§ THE RECORDS
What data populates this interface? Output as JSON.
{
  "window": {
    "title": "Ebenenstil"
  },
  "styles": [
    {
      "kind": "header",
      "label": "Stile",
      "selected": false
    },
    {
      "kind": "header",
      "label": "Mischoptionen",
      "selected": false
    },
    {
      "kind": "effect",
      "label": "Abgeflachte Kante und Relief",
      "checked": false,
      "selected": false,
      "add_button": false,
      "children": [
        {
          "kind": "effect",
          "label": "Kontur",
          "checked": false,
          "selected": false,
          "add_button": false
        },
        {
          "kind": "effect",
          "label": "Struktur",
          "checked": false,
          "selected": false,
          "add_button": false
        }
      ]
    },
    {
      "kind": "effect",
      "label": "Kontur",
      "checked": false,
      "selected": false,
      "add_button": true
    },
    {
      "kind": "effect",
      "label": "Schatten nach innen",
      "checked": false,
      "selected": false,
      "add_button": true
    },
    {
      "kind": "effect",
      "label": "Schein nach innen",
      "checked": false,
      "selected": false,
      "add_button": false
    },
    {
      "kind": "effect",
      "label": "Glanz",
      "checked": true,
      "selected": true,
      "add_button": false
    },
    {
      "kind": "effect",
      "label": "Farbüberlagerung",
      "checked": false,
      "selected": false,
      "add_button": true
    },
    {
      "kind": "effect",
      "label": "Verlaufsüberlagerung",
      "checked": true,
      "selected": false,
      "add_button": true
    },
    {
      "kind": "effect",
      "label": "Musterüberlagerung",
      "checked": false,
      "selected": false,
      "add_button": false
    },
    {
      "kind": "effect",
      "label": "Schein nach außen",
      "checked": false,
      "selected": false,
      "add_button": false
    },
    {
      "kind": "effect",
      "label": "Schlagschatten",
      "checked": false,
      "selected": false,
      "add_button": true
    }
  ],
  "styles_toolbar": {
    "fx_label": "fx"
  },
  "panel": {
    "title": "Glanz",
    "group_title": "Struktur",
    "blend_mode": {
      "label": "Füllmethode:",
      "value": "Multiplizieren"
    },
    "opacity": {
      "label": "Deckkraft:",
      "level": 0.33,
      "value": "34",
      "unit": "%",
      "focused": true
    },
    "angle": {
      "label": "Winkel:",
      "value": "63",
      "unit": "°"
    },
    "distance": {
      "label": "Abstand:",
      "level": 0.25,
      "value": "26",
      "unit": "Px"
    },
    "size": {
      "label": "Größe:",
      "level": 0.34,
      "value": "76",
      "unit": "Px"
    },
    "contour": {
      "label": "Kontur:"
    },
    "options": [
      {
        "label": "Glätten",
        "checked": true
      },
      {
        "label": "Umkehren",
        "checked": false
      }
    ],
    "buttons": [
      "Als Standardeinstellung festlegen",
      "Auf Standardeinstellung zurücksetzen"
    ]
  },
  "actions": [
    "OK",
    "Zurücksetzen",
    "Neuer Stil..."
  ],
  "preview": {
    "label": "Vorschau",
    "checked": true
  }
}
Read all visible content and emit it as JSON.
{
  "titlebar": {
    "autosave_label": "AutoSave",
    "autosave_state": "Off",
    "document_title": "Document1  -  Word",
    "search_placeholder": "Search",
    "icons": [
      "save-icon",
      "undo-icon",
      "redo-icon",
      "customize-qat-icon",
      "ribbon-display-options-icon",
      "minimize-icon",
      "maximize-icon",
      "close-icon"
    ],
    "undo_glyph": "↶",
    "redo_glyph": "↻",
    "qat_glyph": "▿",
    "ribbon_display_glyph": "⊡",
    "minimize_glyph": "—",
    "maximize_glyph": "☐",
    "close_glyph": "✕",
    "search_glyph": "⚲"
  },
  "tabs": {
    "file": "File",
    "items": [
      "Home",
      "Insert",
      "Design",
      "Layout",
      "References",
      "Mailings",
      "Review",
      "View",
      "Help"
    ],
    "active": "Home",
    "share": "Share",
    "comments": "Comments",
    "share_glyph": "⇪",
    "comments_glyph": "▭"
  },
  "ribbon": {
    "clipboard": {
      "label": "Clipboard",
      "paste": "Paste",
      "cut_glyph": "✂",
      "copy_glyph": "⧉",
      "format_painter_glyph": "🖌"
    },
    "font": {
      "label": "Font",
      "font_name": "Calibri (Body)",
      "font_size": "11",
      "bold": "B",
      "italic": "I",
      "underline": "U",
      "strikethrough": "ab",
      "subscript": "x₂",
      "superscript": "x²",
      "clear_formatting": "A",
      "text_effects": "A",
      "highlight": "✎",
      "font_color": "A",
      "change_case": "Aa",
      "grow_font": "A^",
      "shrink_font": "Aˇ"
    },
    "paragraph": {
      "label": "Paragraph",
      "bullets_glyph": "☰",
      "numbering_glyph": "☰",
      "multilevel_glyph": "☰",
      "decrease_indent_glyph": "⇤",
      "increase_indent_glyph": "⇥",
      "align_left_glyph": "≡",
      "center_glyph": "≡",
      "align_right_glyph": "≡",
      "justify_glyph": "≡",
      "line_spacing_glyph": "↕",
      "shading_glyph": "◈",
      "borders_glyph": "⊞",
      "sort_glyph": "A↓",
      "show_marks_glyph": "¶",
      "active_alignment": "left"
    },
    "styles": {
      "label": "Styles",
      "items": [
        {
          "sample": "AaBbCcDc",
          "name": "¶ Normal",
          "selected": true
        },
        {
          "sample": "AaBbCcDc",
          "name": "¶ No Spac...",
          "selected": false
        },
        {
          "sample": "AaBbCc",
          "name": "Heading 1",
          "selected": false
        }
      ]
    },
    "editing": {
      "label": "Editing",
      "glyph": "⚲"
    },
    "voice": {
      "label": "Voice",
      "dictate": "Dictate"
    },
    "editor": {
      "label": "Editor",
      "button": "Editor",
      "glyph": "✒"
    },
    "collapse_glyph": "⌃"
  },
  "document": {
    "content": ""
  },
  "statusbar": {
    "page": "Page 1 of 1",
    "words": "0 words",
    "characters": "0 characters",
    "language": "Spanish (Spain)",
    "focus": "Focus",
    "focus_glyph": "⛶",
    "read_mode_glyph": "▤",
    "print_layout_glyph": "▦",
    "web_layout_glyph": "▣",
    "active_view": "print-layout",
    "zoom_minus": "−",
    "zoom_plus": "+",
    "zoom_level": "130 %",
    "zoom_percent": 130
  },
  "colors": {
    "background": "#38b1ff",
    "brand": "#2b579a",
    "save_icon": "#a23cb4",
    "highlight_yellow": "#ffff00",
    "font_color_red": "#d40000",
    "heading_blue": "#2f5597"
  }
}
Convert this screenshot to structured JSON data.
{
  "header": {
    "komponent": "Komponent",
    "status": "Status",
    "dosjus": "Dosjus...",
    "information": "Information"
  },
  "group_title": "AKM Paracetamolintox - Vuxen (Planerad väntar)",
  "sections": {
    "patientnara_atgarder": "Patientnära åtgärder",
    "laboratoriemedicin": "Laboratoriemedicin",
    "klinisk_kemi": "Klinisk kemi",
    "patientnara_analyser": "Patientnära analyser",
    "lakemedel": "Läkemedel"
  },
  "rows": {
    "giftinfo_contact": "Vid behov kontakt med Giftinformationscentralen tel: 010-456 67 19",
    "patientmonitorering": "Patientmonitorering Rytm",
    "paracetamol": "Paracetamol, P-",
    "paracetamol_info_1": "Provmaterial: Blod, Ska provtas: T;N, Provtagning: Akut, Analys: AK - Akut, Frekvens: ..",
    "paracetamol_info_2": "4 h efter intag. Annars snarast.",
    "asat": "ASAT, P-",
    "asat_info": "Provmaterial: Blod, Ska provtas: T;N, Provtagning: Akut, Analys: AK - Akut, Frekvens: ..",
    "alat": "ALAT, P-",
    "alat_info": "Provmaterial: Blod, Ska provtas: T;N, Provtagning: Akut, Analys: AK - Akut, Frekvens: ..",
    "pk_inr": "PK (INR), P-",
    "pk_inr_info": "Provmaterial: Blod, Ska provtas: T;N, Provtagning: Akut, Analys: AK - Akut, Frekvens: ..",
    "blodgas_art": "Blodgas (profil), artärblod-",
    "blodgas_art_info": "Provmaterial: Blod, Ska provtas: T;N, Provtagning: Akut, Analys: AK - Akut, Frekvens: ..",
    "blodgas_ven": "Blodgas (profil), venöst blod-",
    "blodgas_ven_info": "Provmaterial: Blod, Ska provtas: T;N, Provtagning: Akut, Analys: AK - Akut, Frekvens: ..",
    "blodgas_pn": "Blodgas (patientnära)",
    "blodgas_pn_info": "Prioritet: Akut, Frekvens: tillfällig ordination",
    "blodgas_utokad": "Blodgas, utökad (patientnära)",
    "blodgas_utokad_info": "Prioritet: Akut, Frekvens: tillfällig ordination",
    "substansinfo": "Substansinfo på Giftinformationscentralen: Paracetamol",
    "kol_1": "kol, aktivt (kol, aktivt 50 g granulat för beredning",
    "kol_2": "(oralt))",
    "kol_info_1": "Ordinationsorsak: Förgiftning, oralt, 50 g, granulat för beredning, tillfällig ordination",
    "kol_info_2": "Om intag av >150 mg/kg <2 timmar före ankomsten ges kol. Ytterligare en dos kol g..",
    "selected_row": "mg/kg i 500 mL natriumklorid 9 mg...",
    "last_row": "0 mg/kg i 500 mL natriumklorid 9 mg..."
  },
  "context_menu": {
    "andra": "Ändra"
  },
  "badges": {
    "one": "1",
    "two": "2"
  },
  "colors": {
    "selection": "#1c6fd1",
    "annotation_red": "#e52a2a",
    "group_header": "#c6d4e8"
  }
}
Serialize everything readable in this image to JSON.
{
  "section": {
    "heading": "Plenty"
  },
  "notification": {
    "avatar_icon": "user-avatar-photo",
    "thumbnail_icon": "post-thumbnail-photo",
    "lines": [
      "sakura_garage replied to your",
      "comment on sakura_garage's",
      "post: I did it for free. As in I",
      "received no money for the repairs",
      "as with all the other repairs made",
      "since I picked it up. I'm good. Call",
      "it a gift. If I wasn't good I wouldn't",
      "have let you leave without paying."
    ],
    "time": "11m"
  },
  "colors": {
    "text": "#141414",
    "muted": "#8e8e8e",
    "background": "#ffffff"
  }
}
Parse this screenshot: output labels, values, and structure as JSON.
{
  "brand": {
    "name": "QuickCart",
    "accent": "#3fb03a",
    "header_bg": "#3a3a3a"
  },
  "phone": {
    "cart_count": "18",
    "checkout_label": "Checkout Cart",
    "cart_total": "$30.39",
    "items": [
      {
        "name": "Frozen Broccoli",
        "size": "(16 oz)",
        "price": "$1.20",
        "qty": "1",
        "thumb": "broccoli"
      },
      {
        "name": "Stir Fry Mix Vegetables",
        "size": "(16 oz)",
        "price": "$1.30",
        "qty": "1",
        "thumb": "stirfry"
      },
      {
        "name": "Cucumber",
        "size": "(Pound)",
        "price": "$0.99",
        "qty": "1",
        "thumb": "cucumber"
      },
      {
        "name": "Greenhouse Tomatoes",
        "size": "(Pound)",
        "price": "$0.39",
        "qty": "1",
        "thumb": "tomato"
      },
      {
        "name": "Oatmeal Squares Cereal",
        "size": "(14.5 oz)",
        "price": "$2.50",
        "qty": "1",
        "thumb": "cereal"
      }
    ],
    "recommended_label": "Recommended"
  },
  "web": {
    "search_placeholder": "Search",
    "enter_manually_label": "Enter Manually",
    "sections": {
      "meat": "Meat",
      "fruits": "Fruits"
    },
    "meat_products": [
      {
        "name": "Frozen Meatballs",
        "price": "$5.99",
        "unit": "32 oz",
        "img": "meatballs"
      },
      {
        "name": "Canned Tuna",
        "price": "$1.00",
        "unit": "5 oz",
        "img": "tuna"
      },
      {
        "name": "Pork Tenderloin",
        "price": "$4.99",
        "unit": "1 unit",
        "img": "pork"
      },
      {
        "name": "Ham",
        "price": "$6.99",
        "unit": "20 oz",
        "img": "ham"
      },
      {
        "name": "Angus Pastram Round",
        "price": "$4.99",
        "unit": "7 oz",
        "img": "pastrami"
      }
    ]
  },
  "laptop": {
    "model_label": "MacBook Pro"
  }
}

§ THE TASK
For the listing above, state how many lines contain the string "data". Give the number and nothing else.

§ OUTPUT FOR THIS EXERCISE
2